Don’t preach. Propel – with the power of the payoff.
Studies show most people already know what they should do for better health. They’re just not motivated to do it. Therefore, there’s very little point just giving them long lists of things to do. Instead, help them understand how doing the right things can help them live their best life now, whatever that means to them at the moment. Avoid scare tactics. They don’t work. Instead, promote healthy choices as ways to help them get what they want out of life. The ability to continue living independently is a big motivator for many people, for example. Staying out of the hospital is another. Focusing on these potential payoffs can propel people to action.
Don’t intimidate. Inspire – with simple, actionable tools.
Many people think staying healthy is a lot of work and no fun. Asking them to use a complicated booklet, reams of checklists or an intimidating website or app to keep track of their health activities just reinforces that attitude. Chances are, most of the stuff you give a patient at discharge ends up in a pile on the kitchen counter – and then in the trash. To improve the chances they’ll get used, evaluate all of your materials for clarity, health literacy and ease-of-use. Simplify. Simplify. Simplify. Then, simplify some more. Create specific, actionable tools for the most common situations. Then, enable your staff to choose only those that are most important for each patient at discharge. Giving people less clutter will increase the chance they’ll actually use what you do give them.
Don’t assume. Assist – with connections to needed resources.
Telling a patient who has just been diagnosed with diabetes to stop eating fast food is pointless if that’s the only food easily available to them. Likewise, no amount of encouragement will get them to complete follow-up visits with their doctor if they don’t have a way to get there. Sadly, many people suffer ill health because they lack access to predictable transportation, affordable nutrition and safe exercise options. You can help them overcome these challenges by putting them in touch with appropriate services in your community. Don’t assume they know what help is available or how to access it, and don’t bury them in a pile of brochures from different agencies. Instead, create a simple one-sheet list of names, numbers and web addresses for the agencies and organizations they need. Remember to include their health insurance company if they have one – and the YMCA if there’s one in the area. Both often offer free or low-cost solutions. Then, make sure someone clearly explains to patients how to use the resources available.
Using the power of good communication in these ways will increase the chance your patients will do the things that lead to better health after discharge. That’s good for patients and good for your bottom line. It will also position your organization as a partner in good health for the people you serve.

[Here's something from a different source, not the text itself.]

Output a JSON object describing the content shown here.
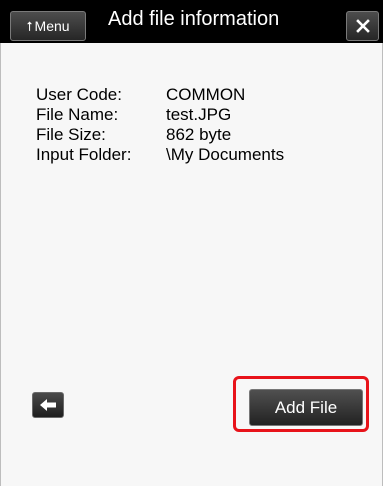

Want to know more? Wax has been helping hospitals and health plans improve outcomes for their patients for more than 25 years. Call (305) 350-5700 or visit waxcom.com today to learn how they can help you.